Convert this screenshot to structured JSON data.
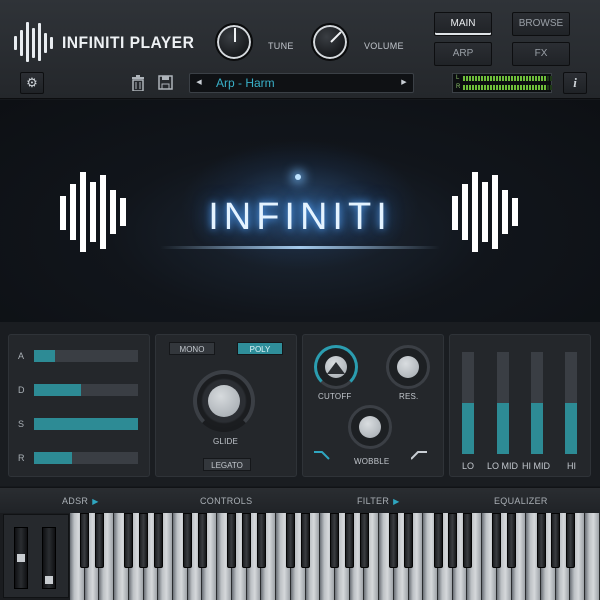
{
  "header": {
    "title": "INFINITI PLAYER",
    "knobs": [
      {
        "label": "TUNE"
      },
      {
        "label": "VOLUME"
      }
    ],
    "nav": {
      "main": "MAIN",
      "browse": "BROWSE",
      "arp": "ARP",
      "fx": "FX"
    },
    "preset_name": "Arp - Harm",
    "meter_l": "L",
    "meter_r": "R",
    "info": "i"
  },
  "hero": {
    "title": "INFINITI"
  },
  "adsr": {
    "items": [
      {
        "label": "A",
        "level": 0.2
      },
      {
        "label": "D",
        "level": 0.45
      },
      {
        "label": "S",
        "level": 1.0
      },
      {
        "label": "R",
        "level": 0.37
      }
    ]
  },
  "controls": {
    "mono": "MONO",
    "poly": "POLY",
    "glide": "GLIDE",
    "legato": "LEGATO"
  },
  "filter": {
    "cutoff": "CUTOFF",
    "res": "RES.",
    "wobble": "WOBBLE"
  },
  "equalizer": {
    "bands": [
      {
        "label": "LO",
        "level": 0.5
      },
      {
        "label": "LO MID",
        "level": 0.5
      },
      {
        "label": "HI MID",
        "level": 0.5
      },
      {
        "label": "HI",
        "level": 0.5
      }
    ]
  },
  "tabs": {
    "adsr": "ADSR",
    "controls": "CONTROLS",
    "filter": "FILTER",
    "equalizer": "EQUALIZER"
  },
  "colors": {
    "accent": "#2d8b95",
    "preset_text": "#39b0c8",
    "meter_green": "#6fbf3a"
  }
}
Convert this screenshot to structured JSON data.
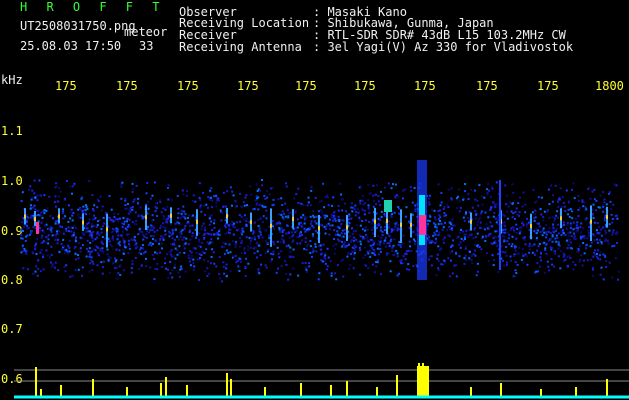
{
  "header": {
    "app_name": "H R O F F T",
    "file_name": "UT2508031750.png",
    "mode": "meteor",
    "date_time": "25.08.03 17:50",
    "count": "33"
  },
  "info": {
    "observer_label": "Observer",
    "observer_value": ": Masaki Kano",
    "location_label": "Receiving Location",
    "location_value": ": Shibukawa, Gunma, Japan",
    "receiver_label": "Receiver",
    "receiver_value": ": RTL-SDR SDR# 43dB L15 103.2MHz CW",
    "antenna_label": "Receiving Antenna",
    "antenna_value": ": 3el Yagi(V) Az 330 for Vladivostok"
  },
  "time_axis": {
    "ticks": [
      "175",
      "175",
      "175",
      "175",
      "175",
      "175",
      "175",
      "175",
      "175",
      "1800"
    ]
  },
  "freq_axis": {
    "unit": "kHz",
    "ticks": [
      "1.1",
      "1.0",
      "0.9",
      "0.8",
      "0.7",
      "0.6"
    ]
  },
  "colors": {
    "background": "#000000",
    "label_text": "#f0f0f0",
    "tick_text": "#ffff33",
    "app_name": "#33ff33",
    "histogram": "#ffff00",
    "baseline": "#00ffff"
  }
}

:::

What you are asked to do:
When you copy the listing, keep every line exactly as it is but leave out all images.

Exercise response:
Convert this screenshot to structured JSON data.
{
  "header": {
    "title": "INFINITI PLAYER",
    "knobs": [
      {
        "label": "TUNE"
      },
      {
        "label": "VOLUME"
      }
    ],
    "nav": {
      "main": "MAIN",
      "browse": "BROWSE",
      "arp": "ARP",
      "fx": "FX"
    },
    "preset_name": "Arp - Harm",
    "meter_l": "L",
    "meter_r": "R",
    "info": "i"
  },
  "hero": {
    "title": "INFINITI"
  },
  "adsr": {
    "items": [
      {
        "label": "A",
        "level": 0.2
      },
      {
        "label": "D",
        "level": 0.45
      },
      {
        "label": "S",
        "level": 1.0
      },
      {
        "label": "R",
        "level": 0.37
      }
    ]
  },
  "controls": {
    "mono": "MONO",
    "poly": "POLY",
    "glide": "GLIDE",
    "legato": "LEGATO"
  },
  "filter": {
    "cutoff": "CUTOFF",
    "res": "RES.",
    "wobble": "WOBBLE"
  },
  "equalizer": {
    "bands": [
      {
        "label": "LO",
        "level": 0.5
      },
      {
        "label": "LO MID",
        "level": 0.5
      },
      {
        "label": "HI MID",
        "level": 0.5
      },
      {
        "label": "HI",
        "level": 0.5
      }
    ]
  },
  "tabs": {
    "adsr": "ADSR",
    "controls": "CONTROLS",
    "filter": "FILTER",
    "equalizer": "EQUALIZER"
  },
  "colors": {
    "accent": "#2d8b95",
    "preset_text": "#39b0c8",
    "meter_green": "#6fbf3a"
  }
}
Convert this screenshot to structured JSON data.
{
  "header": {
    "app_name": "H R O F F T",
    "file_name": "UT2508031750.png",
    "mode": "meteor",
    "date_time": "25.08.03 17:50",
    "count": "33"
  },
  "info": {
    "observer_label": "Observer",
    "observer_value": ": Masaki Kano",
    "location_label": "Receiving Location",
    "location_value": ": Shibukawa, Gunma, Japan",
    "receiver_label": "Receiver",
    "receiver_value": ": RTL-SDR SDR# 43dB L15 103.2MHz CW",
    "antenna_label": "Receiving Antenna",
    "antenna_value": ": 3el Yagi(V) Az 330 for Vladivostok"
  },
  "time_axis": {
    "ticks": [
      "175",
      "175",
      "175",
      "175",
      "175",
      "175",
      "175",
      "175",
      "175",
      "1800"
    ]
  },
  "freq_axis": {
    "unit": "kHz",
    "ticks": [
      "1.1",
      "1.0",
      "0.9",
      "0.8",
      "0.7",
      "0.6"
    ]
  },
  "colors": {
    "background": "#000000",
    "label_text": "#f0f0f0",
    "tick_text": "#ffff33",
    "app_name": "#33ff33",
    "histogram": "#ffff00",
    "baseline": "#00ffff"
  }
}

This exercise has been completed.